Are we better at spotting our flaws, or do our friends and family do a better job? Studies show that when it comes to alcoholism and related disorders, friends are much better at noticing when alcohol use gets out of hand than the individual himself.

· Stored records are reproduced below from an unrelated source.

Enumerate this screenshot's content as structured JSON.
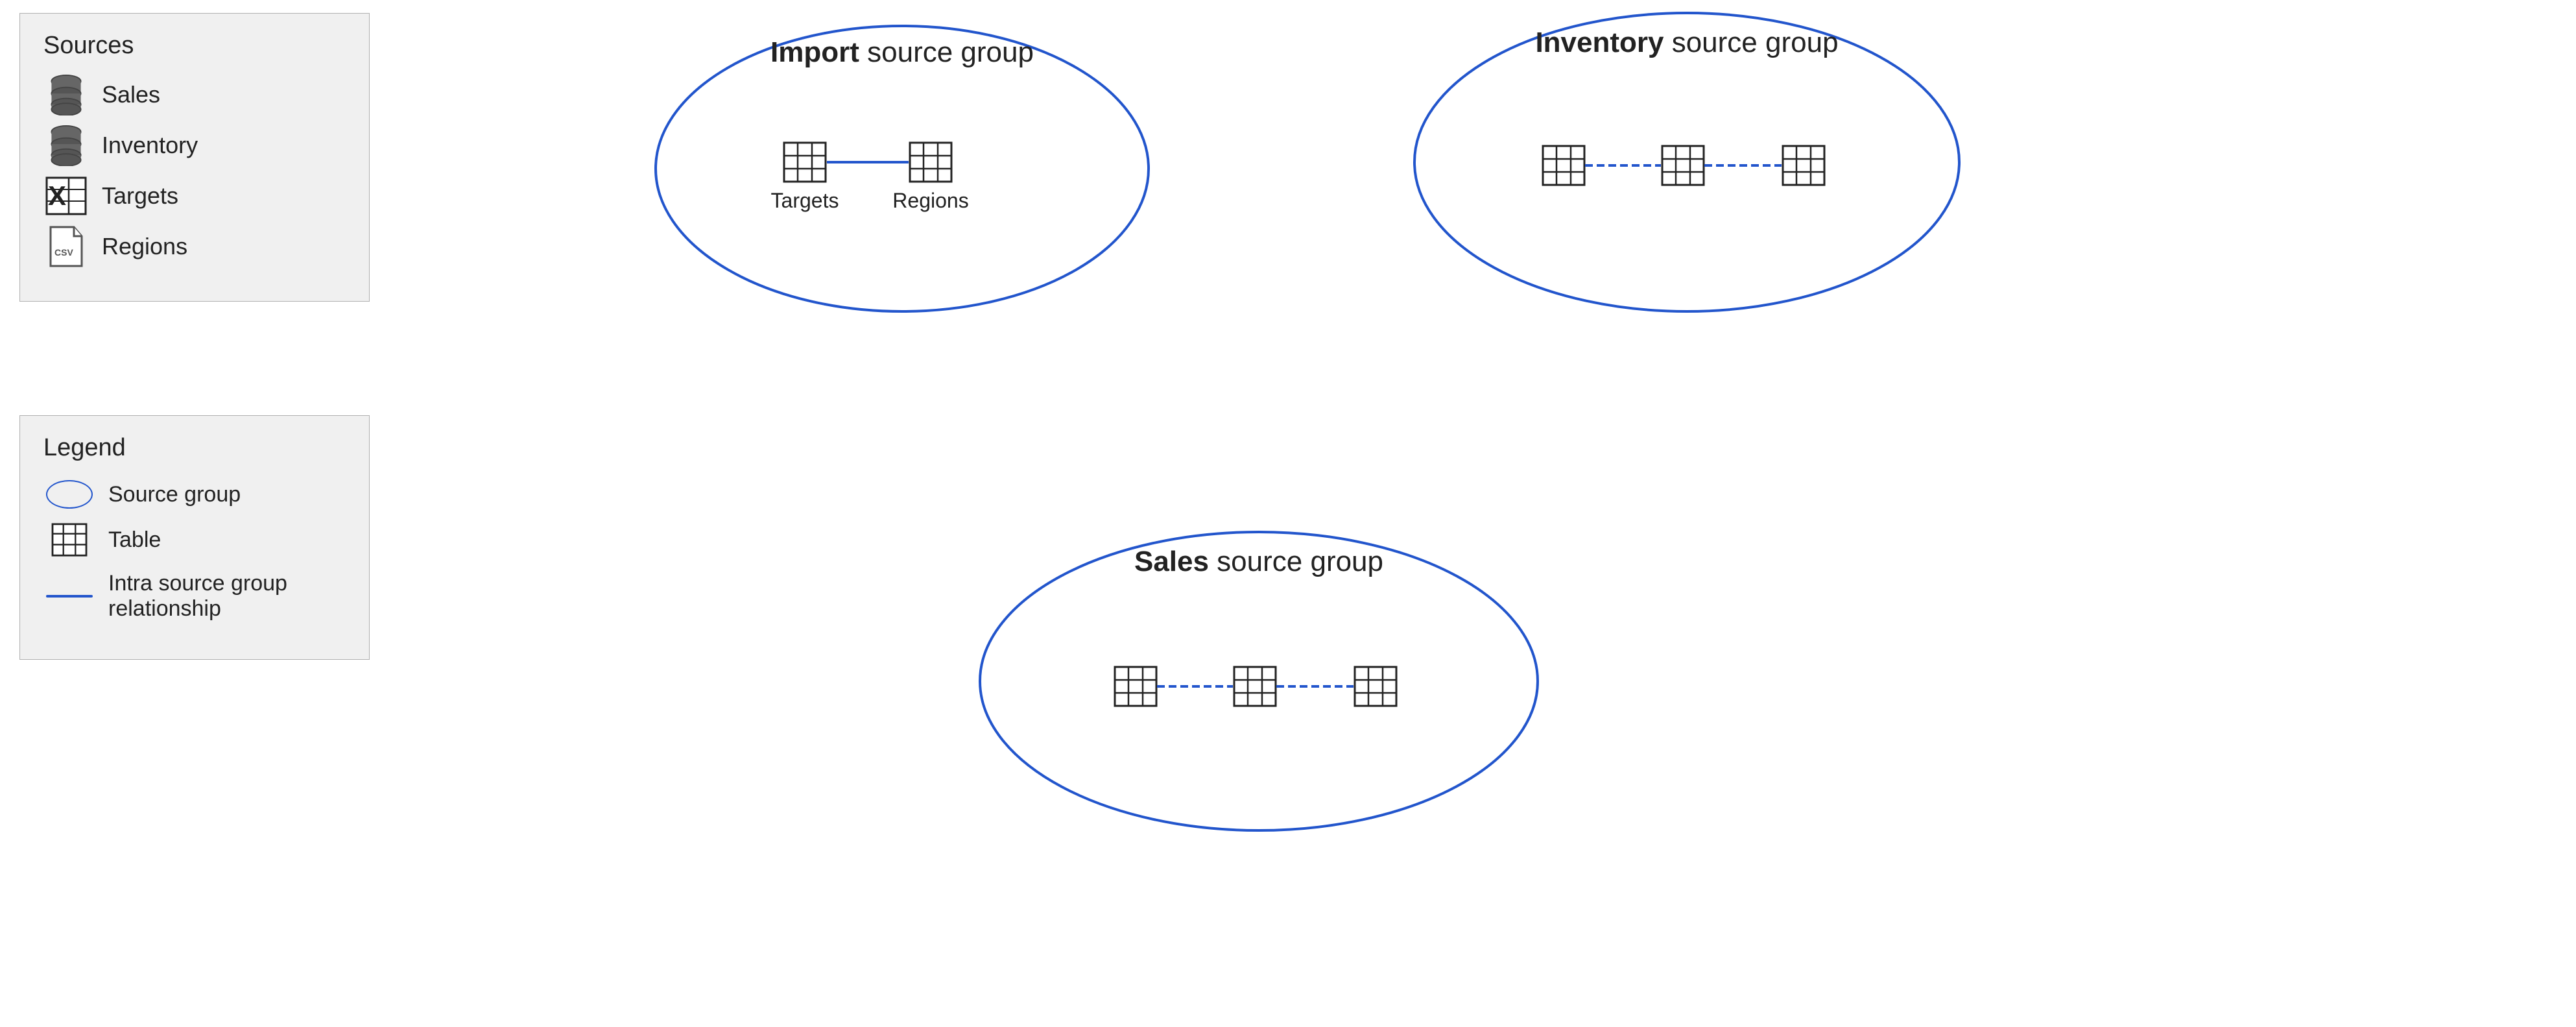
{
  "sources": {
    "title": "Sources",
    "items": [
      {
        "id": "sales",
        "label": "Sales",
        "icon": "database"
      },
      {
        "id": "inventory",
        "label": "Inventory",
        "icon": "database"
      },
      {
        "id": "targets",
        "label": "Targets",
        "icon": "excel"
      },
      {
        "id": "regions",
        "label": "Regions",
        "icon": "csv"
      }
    ]
  },
  "legend": {
    "title": "Legend",
    "items": [
      {
        "id": "source-group",
        "label": "Source group",
        "icon": "oval"
      },
      {
        "id": "table",
        "label": "Table",
        "icon": "table"
      },
      {
        "id": "relationship",
        "label": "Intra source group relationship",
        "icon": "line"
      }
    ]
  },
  "groups": [
    {
      "id": "import",
      "label_bold": "Import",
      "label_rest": " source group",
      "tables": [
        {
          "id": "targets",
          "label": "Targets"
        },
        {
          "id": "regions",
          "label": "Regions"
        }
      ]
    },
    {
      "id": "inventory",
      "label_bold": "Inventory",
      "label_rest": " source group",
      "tables": [
        {
          "id": "t1",
          "label": ""
        },
        {
          "id": "t2",
          "label": ""
        },
        {
          "id": "t3",
          "label": ""
        }
      ]
    },
    {
      "id": "sales",
      "label_bold": "Sales",
      "label_rest": " source group",
      "tables": [
        {
          "id": "t1",
          "label": ""
        },
        {
          "id": "t2",
          "label": ""
        },
        {
          "id": "t3",
          "label": ""
        }
      ]
    }
  ],
  "colors": {
    "ellipse_stroke": "#2255cc",
    "connector": "#2255cc",
    "panel_bg": "#f0f0f0",
    "panel_border": "#b0b0b0"
  }
}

While this point may seem more apparent when it comes to alcoholism, it is likely to apply to many aspects of life.
This week we read the double Parsha of Tazria-Metzora, which explains the process of Tzara’at (leprosy) that involves the Cohen viewing the blemish on the person’s skin and then ruling whether that blemish is considered Tzaraat, rendering the person Tamei (impure).

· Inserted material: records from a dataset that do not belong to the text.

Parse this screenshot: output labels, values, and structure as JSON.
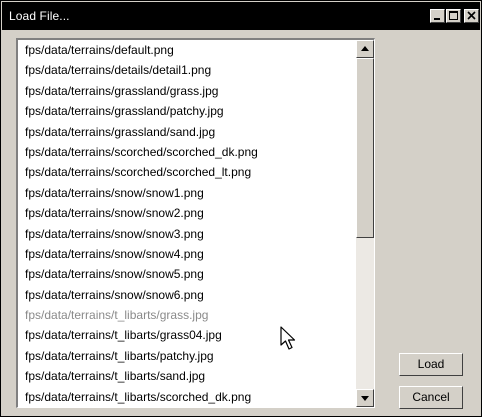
{
  "window": {
    "title": "Load File..."
  },
  "file_list": {
    "items": [
      {
        "path": "fps/data/terrains/default.png",
        "state": "normal"
      },
      {
        "path": "fps/data/terrains/details/detail1.png",
        "state": "normal"
      },
      {
        "path": "fps/data/terrains/grassland/grass.jpg",
        "state": "normal"
      },
      {
        "path": "fps/data/terrains/grassland/patchy.jpg",
        "state": "normal"
      },
      {
        "path": "fps/data/terrains/grassland/sand.jpg",
        "state": "normal"
      },
      {
        "path": "fps/data/terrains/scorched/scorched_dk.png",
        "state": "normal"
      },
      {
        "path": "fps/data/terrains/scorched/scorched_lt.png",
        "state": "normal"
      },
      {
        "path": "fps/data/terrains/snow/snow1.png",
        "state": "normal"
      },
      {
        "path": "fps/data/terrains/snow/snow2.png",
        "state": "normal"
      },
      {
        "path": "fps/data/terrains/snow/snow3.png",
        "state": "normal"
      },
      {
        "path": "fps/data/terrains/snow/snow4.png",
        "state": "normal"
      },
      {
        "path": "fps/data/terrains/snow/snow5.png",
        "state": "normal"
      },
      {
        "path": "fps/data/terrains/snow/snow6.png",
        "state": "normal"
      },
      {
        "path": "fps/data/terrains/t_libarts/grass.jpg",
        "state": "dimmed"
      },
      {
        "path": "fps/data/terrains/t_libarts/grass04.jpg",
        "state": "normal"
      },
      {
        "path": "fps/data/terrains/t_libarts/patchy.jpg",
        "state": "normal"
      },
      {
        "path": "fps/data/terrains/t_libarts/sand.jpg",
        "state": "normal"
      },
      {
        "path": "fps/data/terrains/t_libarts/scorched_dk.png",
        "state": "normal"
      }
    ]
  },
  "buttons": {
    "load_label": "Load",
    "cancel_label": "Cancel"
  },
  "icons": {
    "minimize": "minimize-icon",
    "maximize": "maximize-icon",
    "close": "close-icon",
    "scroll_up": "arrow-up-icon",
    "scroll_down": "arrow-down-icon",
    "cursor": "mouse-pointer-icon"
  },
  "colors": {
    "titlebar": "#000000",
    "window_face": "#d4d0c8",
    "list_background": "#ffffff",
    "dimmed_text": "#8a8a8a"
  }
}
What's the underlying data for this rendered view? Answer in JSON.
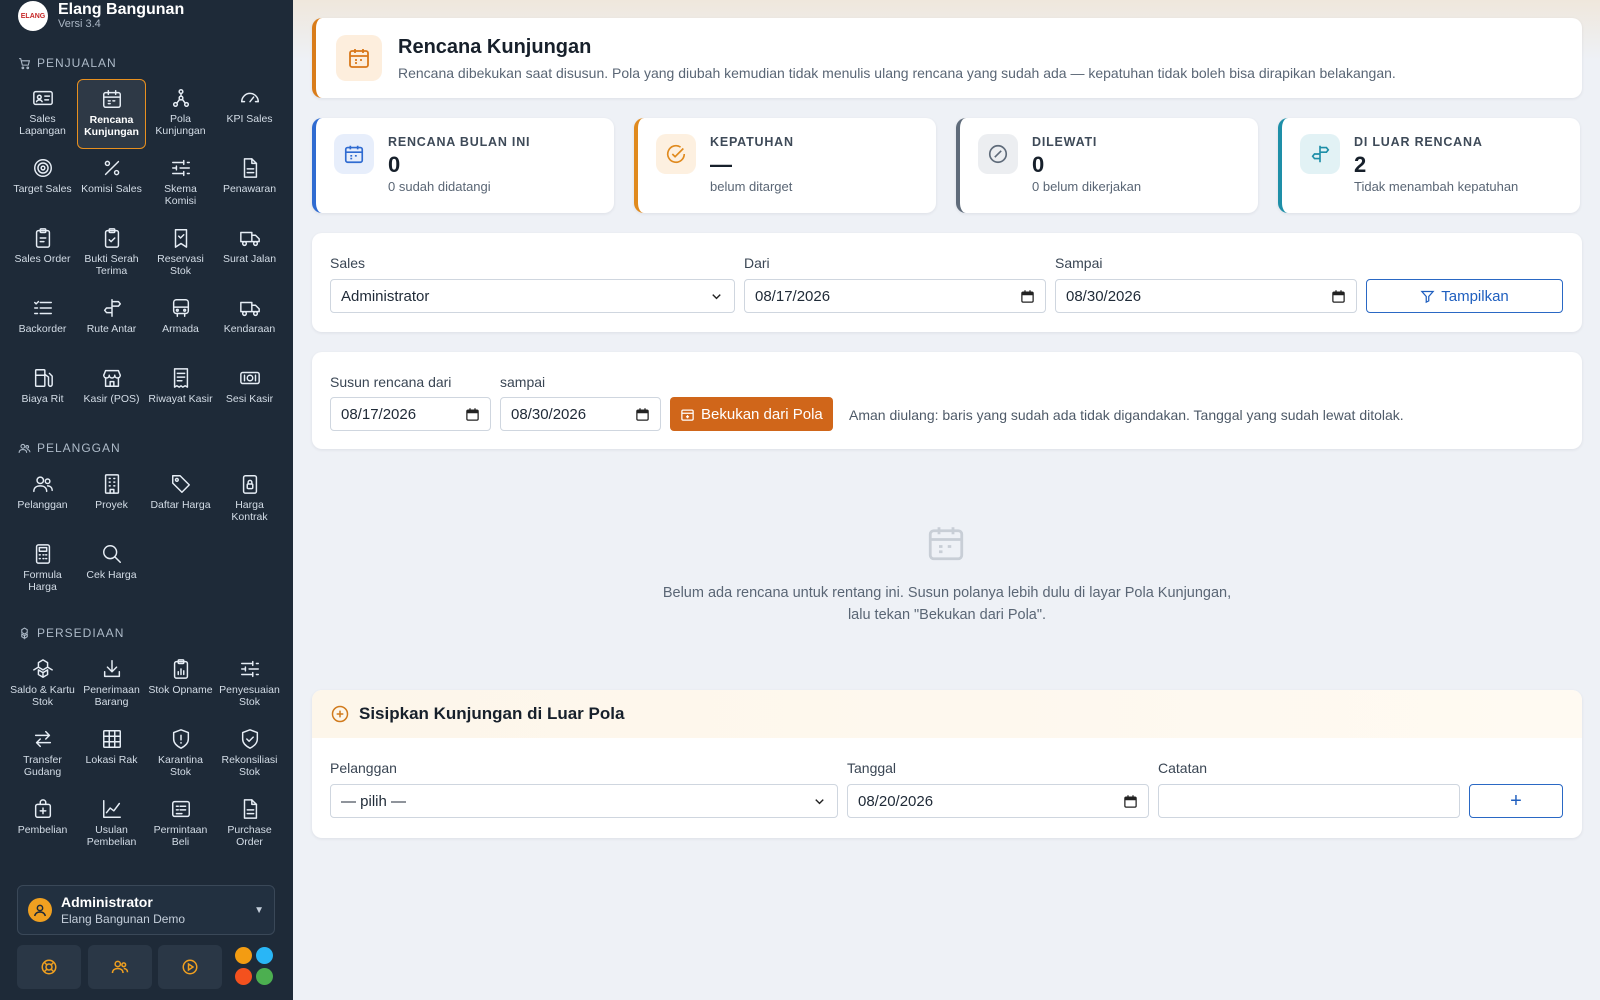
{
  "brand": {
    "name": "Elang Bangunan",
    "version": "Versi 3.4",
    "logo_text": "ELANG"
  },
  "sidebar": {
    "sections": [
      {
        "title": "PENJUALAN",
        "icon": "cart-icon",
        "items": [
          {
            "label": "Sales Lapangan",
            "icon": "id-card-icon"
          },
          {
            "label": "Rencana Kunjungan",
            "icon": "calendar-icon",
            "active": true
          },
          {
            "label": "Pola Kunjungan",
            "icon": "hierarchy-icon"
          },
          {
            "label": "KPI Sales",
            "icon": "gauge-icon"
          },
          {
            "label": "Target Sales",
            "icon": "target-icon"
          },
          {
            "label": "Komisi Sales",
            "icon": "percent-icon"
          },
          {
            "label": "Skema Komisi",
            "icon": "sliders-icon"
          },
          {
            "label": "Penawaran",
            "icon": "document-icon"
          },
          {
            "label": "Sales Order",
            "icon": "clipboard-icon"
          },
          {
            "label": "Bukti Serah Terima",
            "icon": "clipboard-check-icon"
          },
          {
            "label": "Reservasi Stok",
            "icon": "bookmark-icon"
          },
          {
            "label": "Surat Jalan",
            "icon": "truck-icon"
          },
          {
            "label": "Backorder",
            "icon": "list-icon"
          },
          {
            "label": "Rute Antar",
            "icon": "signpost-icon"
          },
          {
            "label": "Armada",
            "icon": "bus-icon"
          },
          {
            "label": "Kendaraan",
            "icon": "truck-icon"
          },
          {
            "label": "Biaya Rit",
            "icon": "fuel-icon"
          },
          {
            "label": "Kasir (POS)",
            "icon": "store-icon"
          },
          {
            "label": "Riwayat Kasir",
            "icon": "receipt-icon"
          },
          {
            "label": "Sesi Kasir",
            "icon": "cash-icon"
          }
        ]
      },
      {
        "title": "PELANGGAN",
        "icon": "users-icon",
        "items": [
          {
            "label": "Pelanggan",
            "icon": "users-icon"
          },
          {
            "label": "Proyek",
            "icon": "building-icon"
          },
          {
            "label": "Daftar Harga",
            "icon": "tag-icon"
          },
          {
            "label": "Harga Kontrak",
            "icon": "lock-icon"
          },
          {
            "label": "Formula Harga",
            "icon": "calculator-icon"
          },
          {
            "label": "Cek Harga",
            "icon": "search-icon"
          }
        ]
      },
      {
        "title": "PERSEDIAAN",
        "icon": "boxes-icon",
        "items": [
          {
            "label": "Saldo & Kartu Stok",
            "icon": "boxes-icon"
          },
          {
            "label": "Penerimaan Barang",
            "icon": "download-icon"
          },
          {
            "label": "Stok Opname",
            "icon": "clipboard-chart-icon"
          },
          {
            "label": "Penyesuaian Stok",
            "icon": "sliders-icon"
          },
          {
            "label": "Transfer Gudang",
            "icon": "transfer-icon"
          },
          {
            "label": "Lokasi Rak",
            "icon": "grid-icon"
          },
          {
            "label": "Karantina Stok",
            "icon": "shield-alert-icon"
          },
          {
            "label": "Rekonsiliasi Stok",
            "icon": "shield-check-icon"
          },
          {
            "label": "Pembelian",
            "icon": "bag-plus-icon"
          },
          {
            "label": "Usulan Pembelian",
            "icon": "trend-icon"
          },
          {
            "label": "Permintaan Beli",
            "icon": "form-icon"
          },
          {
            "label": "Purchase Order",
            "icon": "document-icon"
          }
        ]
      }
    ]
  },
  "user": {
    "name": "Administrator",
    "org": "Elang Bangunan Demo"
  },
  "bottom_buttons": [
    "lifebuoy-icon",
    "users-icon",
    "play-icon"
  ],
  "theme_colors": [
    "#f39c12",
    "#29b6f6",
    "#f4511e",
    "#4caf50"
  ],
  "header": {
    "title": "Rencana Kunjungan",
    "subtitle": "Rencana dibekukan saat disusun. Pola yang diubah kemudian tidak menulis ulang rencana yang sudah ada — kepatuhan tidak boleh bisa dirapikan belakangan."
  },
  "stats": [
    {
      "label": "RENCANA BULAN INI",
      "value": "0",
      "note": "0 sudah didatangi",
      "color": "#2f6bd1",
      "icon": "calendar-icon"
    },
    {
      "label": "KEPATUHAN",
      "value": "—",
      "note": "belum ditarget",
      "color": "#e08a1e",
      "icon": "check-circle-icon"
    },
    {
      "label": "DILEWATI",
      "value": "0",
      "note": "0 belum dikerjakan",
      "color": "#5f6b7a",
      "icon": "slash-circle-icon"
    },
    {
      "label": "DI LUAR RENCANA",
      "value": "2",
      "note": "Tidak menambah kepatuhan",
      "color": "#1e8fa8",
      "icon": "signpost-icon"
    }
  ],
  "filter": {
    "sales_label": "Sales",
    "sales_value": "Administrator",
    "from_label": "Dari",
    "from_value": "08/17/2026",
    "to_label": "Sampai",
    "to_value": "08/30/2026",
    "show_button": "Tampilkan"
  },
  "compose": {
    "from_label": "Susun rencana dari",
    "from_value": "08/17/2026",
    "to_label": "sampai",
    "to_value": "08/30/2026",
    "button": "Bekukan dari Pola",
    "hint": "Aman diulang: baris yang sudah ada tidak digandakan. Tanggal yang sudah lewat ditolak."
  },
  "empty": {
    "line1": "Belum ada rencana untuk rentang ini. Susun polanya lebih dulu di layar Pola Kunjungan,",
    "line2": "lalu tekan \"Bekukan dari Pola\"."
  },
  "insert": {
    "title": "Sisipkan Kunjungan di Luar Pola",
    "customer_label": "Pelanggan",
    "customer_value": "— pilih —",
    "date_label": "Tanggal",
    "date_value": "08/20/2026",
    "note_label": "Catatan",
    "note_value": "",
    "add_button": "+"
  }
}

The Mishna (Negaim 2:5), states “כל הנגעים אדם רואה, חוץ מנגעי עצמו”.
“A person can view (and rule on) all blemishes except his own.”

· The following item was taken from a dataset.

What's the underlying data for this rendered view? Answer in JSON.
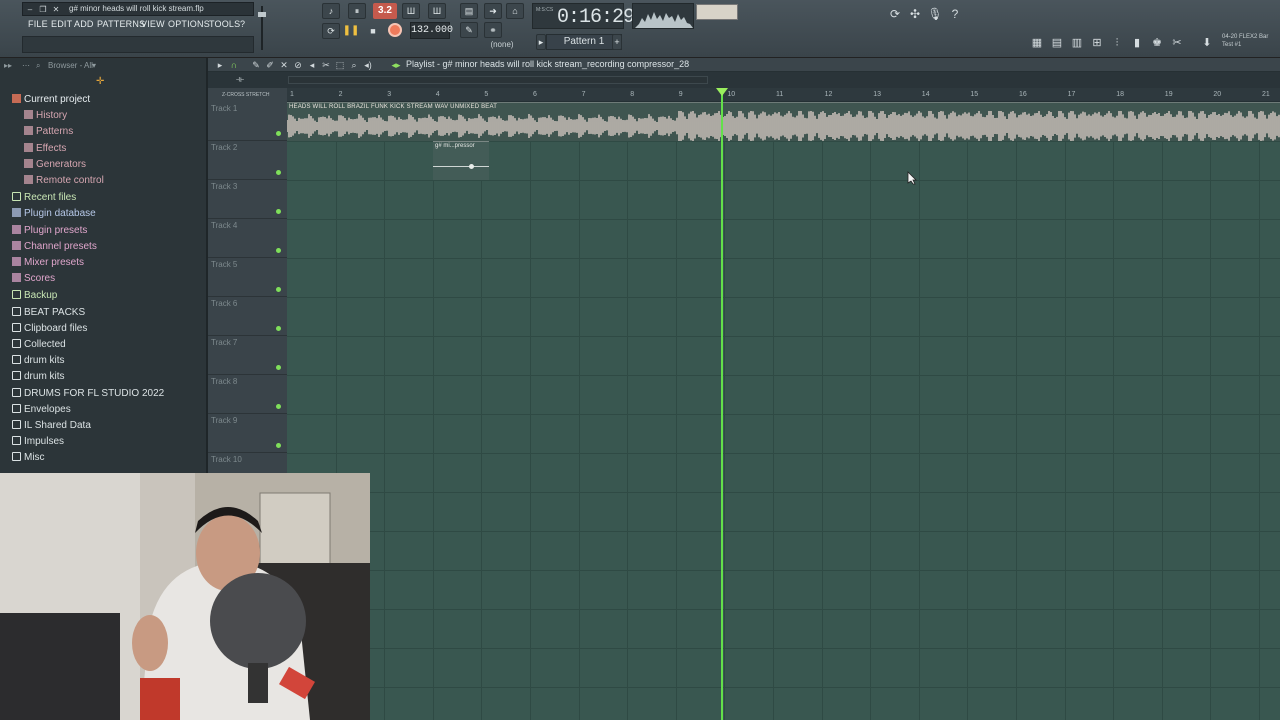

The simple interpretation of the Mishna is that even though a Cohen can rule on anyone else’s blemish, if the Cohen has tzara’at of his own, he may not diagnose its status and must show it to another Cohen.
Meiri (Avot 1:6) has a beautiful homiletic interpretation of the Mishna relating to all people, not specifically to the Cohen. “A person can view all blemishes except his own” can also mean that we have difficulty seeing our own flaws.
One of life’s significant challenges is that we all have personal biases that do not allow us to see our shortcomings. We are often not even aware of these biases. He asserts that this is one of the primary reasons we need friends – to set us straight when we go astray. It is challenging to provide unsolicited constructive criticism to a friend and be sensitive. However, we have a responsibility to ask our friends and mentors for constructive criticism.
Beginning this week, we will be resuming Kabbalat Shabbat before candle lighting via zoom at 7 – 7:30 pm and look forward to seeing everyone ushering in Shabbat together as a community.
Rabbi Shlomo Gabay